Your output is to hold only the lines from the one showing "Enumerate this screenshot's" through the end of the listing, exactly, with every picture excluded.

□ □ □ □

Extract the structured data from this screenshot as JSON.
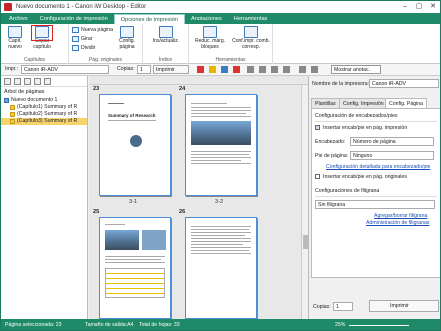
{
  "window": {
    "title": "Nuevo documento 1 - Canon iW Desktop - Editor",
    "controls": [
      "–",
      "▢",
      "✕"
    ]
  },
  "ribbon_tabs": [
    "Archivo",
    "Configuración de impresión",
    "Opciones de impresión",
    "Anotaciones",
    "Herramientas"
  ],
  "ribbon": {
    "chapter_new": "Capít. nuevo",
    "chapter_copy": "Copiar capítulo",
    "new_page": "Nueva página",
    "rotate": "Girar",
    "split": "Dividir",
    "page_config": "Config. página",
    "index_insert": "Ins/actualiz.",
    "reduce_border": "Reduc. márg. bloques",
    "config_print": "Conf.impr. comb. corresp.",
    "group_chapters": "Capítulos",
    "group_pages": "Pág. originales",
    "group_index": "Índice",
    "group_tools": "Herramientas"
  },
  "toolbar": {
    "printer_label": "Impr.:",
    "printer_value": "Canon iR-ADV",
    "copies_label": "Copias:",
    "copies_value": "1",
    "print_button": "Imprimir",
    "show_annotations": "Mostrar anotac."
  },
  "left_pane": {
    "title": "Árbol de páginas",
    "items": [
      "Nuevo documento 1",
      "(Capítulo1) Summary of R",
      "(Capítulo2) Summary of R",
      "(Capítulo3) Summary of R"
    ]
  },
  "center": {
    "page_numbers": [
      "23",
      "24",
      "25",
      "26"
    ],
    "captions": [
      "3-1",
      "3-2"
    ],
    "page1_title": "Summary of Research"
  },
  "right_pane": {
    "printer_name_label": "Nombre de la impresora:",
    "printer_name_value": "Canon iR-ADV",
    "tabs": [
      "Plantillas",
      "Config. Impresión",
      "Config. Página"
    ],
    "header_footer_title": "Configuración de encabezados/pies",
    "insert_header_footer": "Insertar encab/pie en pág. impresión",
    "header_label": "Encabezado:",
    "header_value": "Número de página",
    "footer_label": "Pie de página:",
    "footer_value": "Ninguno",
    "detailed_link": "Configuración detallada para encabezado/pie",
    "insert_original": "Insertar encab/pie en pág. originales",
    "watermark_title": "Configuraciones de filigrana",
    "watermark_value": "Sin filigrana",
    "add_watermark_link": "Agregar/borrar filigrana",
    "manage_watermark_link": "Administración de filigranas",
    "copies_label": "Copias:",
    "copies_value": "1",
    "print_button": "Imprimir"
  },
  "status": {
    "selected_pages": "Página seleccionada: 23",
    "output_size": "Tamaño de salida:A4",
    "total_sheets": "Total de hojas: 33",
    "zoom": "25%"
  },
  "colors": {
    "accent": "#1f8a68",
    "highlight": "#e02020",
    "selection": "#f7d36b"
  }
}
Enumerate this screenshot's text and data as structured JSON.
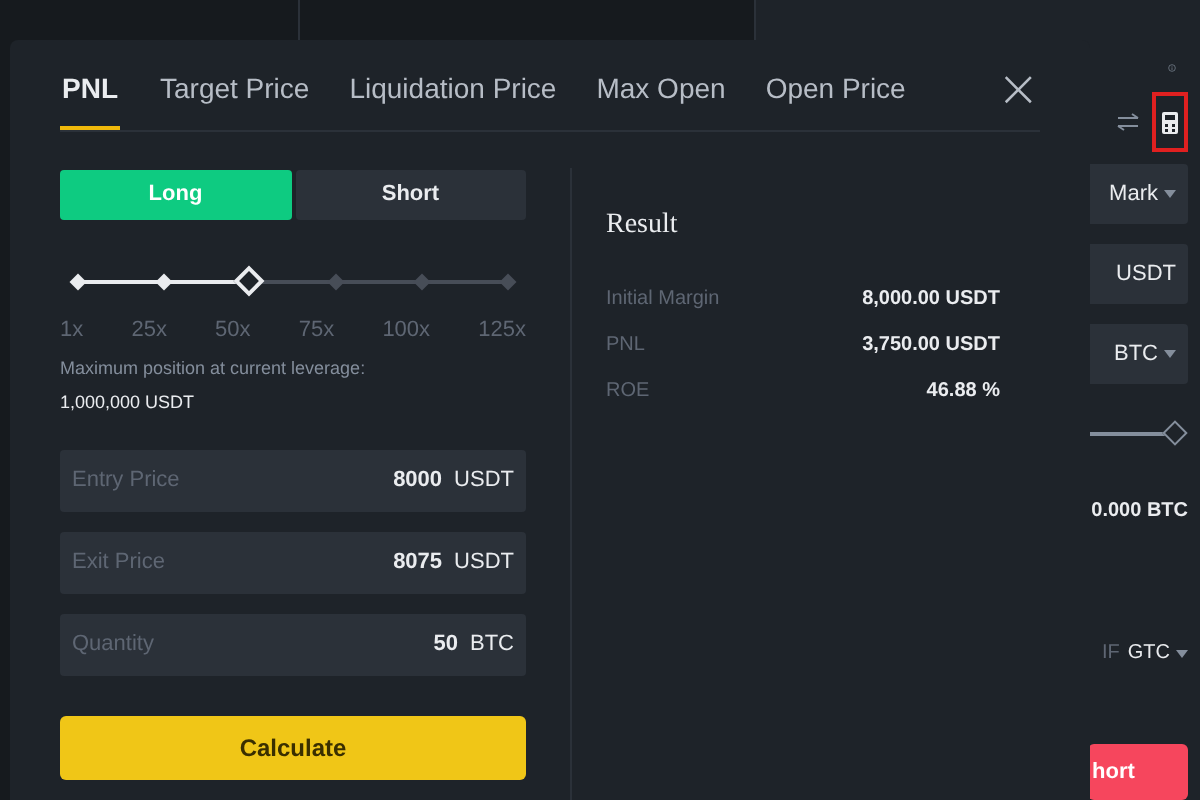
{
  "background_panel": {
    "price_type": "Mark",
    "amount_unit": "USDT",
    "size_unit": "BTC",
    "size_value": "0.000 BTC",
    "tif_label": "IF",
    "tif_value": "GTC",
    "short_button": "hort",
    "size_slider": {
      "level": 1
    }
  },
  "dialog": {
    "tabs": [
      {
        "label": "PNL",
        "selected": true
      },
      {
        "label": "Target Price",
        "selected": false
      },
      {
        "label": "Liquidation Price",
        "selected": false
      },
      {
        "label": "Max Open",
        "selected": false
      },
      {
        "label": "Open Price",
        "selected": false
      }
    ],
    "close": "×",
    "sides": [
      {
        "label": "Long",
        "selected": true
      },
      {
        "label": "Short",
        "selected": false
      }
    ],
    "leverage": {
      "level": 0.4,
      "ticks": [
        "1x",
        "25x",
        "50x",
        "75x",
        "100x",
        "125x"
      ]
    },
    "max_position_label": "Maximum position at current leverage:",
    "max_position_value": "1,000,000 USDT",
    "fields": [
      {
        "label": "Entry Price",
        "value": "8000",
        "unit": "USDT"
      },
      {
        "label": "Exit Price",
        "value": "8075",
        "unit": "USDT"
      },
      {
        "label": "Quantity",
        "value": "50",
        "unit": "BTC"
      }
    ],
    "calculate_button": "Calculate",
    "result": {
      "title": "Result",
      "rows": [
        {
          "label": "Initial Margin",
          "value": "8,000.00 USDT"
        },
        {
          "label": "PNL",
          "value": "3,750.00 USDT"
        },
        {
          "label": "ROE",
          "value": "46.88 %"
        }
      ]
    }
  }
}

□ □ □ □

RESPONSE BELOW:
Enumerate this screenshot's text and data as structured JSON.
{
  "background_panel": {
    "price_type": "Mark",
    "amount_unit": "USDT",
    "size_unit": "BTC",
    "size_value": "0.000 BTC",
    "tif_label": "IF",
    "tif_value": "GTC",
    "short_button": "hort",
    "size_slider": {
      "level": 1
    }
  },
  "dialog": {
    "tabs": [
      {
        "label": "PNL",
        "selected": true
      },
      {
        "label": "Target Price",
        "selected": false
      },
      {
        "label": "Liquidation Price",
        "selected": false
      },
      {
        "label": "Max Open",
        "selected": false
      },
      {
        "label": "Open Price",
        "selected": false
      }
    ],
    "close": "×",
    "sides": [
      {
        "label": "Long",
        "selected": true
      },
      {
        "label": "Short",
        "selected": false
      }
    ],
    "leverage": {
      "level": 0.4,
      "ticks": [
        "1x",
        "25x",
        "50x",
        "75x",
        "100x",
        "125x"
      ]
    },
    "max_position_label": "Maximum position at current leverage:",
    "max_position_value": "1,000,000 USDT",
    "fields": [
      {
        "label": "Entry Price",
        "value": "8000",
        "unit": "USDT"
      },
      {
        "label": "Exit Price",
        "value": "8075",
        "unit": "USDT"
      },
      {
        "label": "Quantity",
        "value": "50",
        "unit": "BTC"
      }
    ],
    "calculate_button": "Calculate",
    "result": {
      "title": "Result",
      "rows": [
        {
          "label": "Initial Margin",
          "value": "8,000.00 USDT"
        },
        {
          "label": "PNL",
          "value": "3,750.00 USDT"
        },
        {
          "label": "ROE",
          "value": "46.88 %"
        }
      ]
    }
  }
}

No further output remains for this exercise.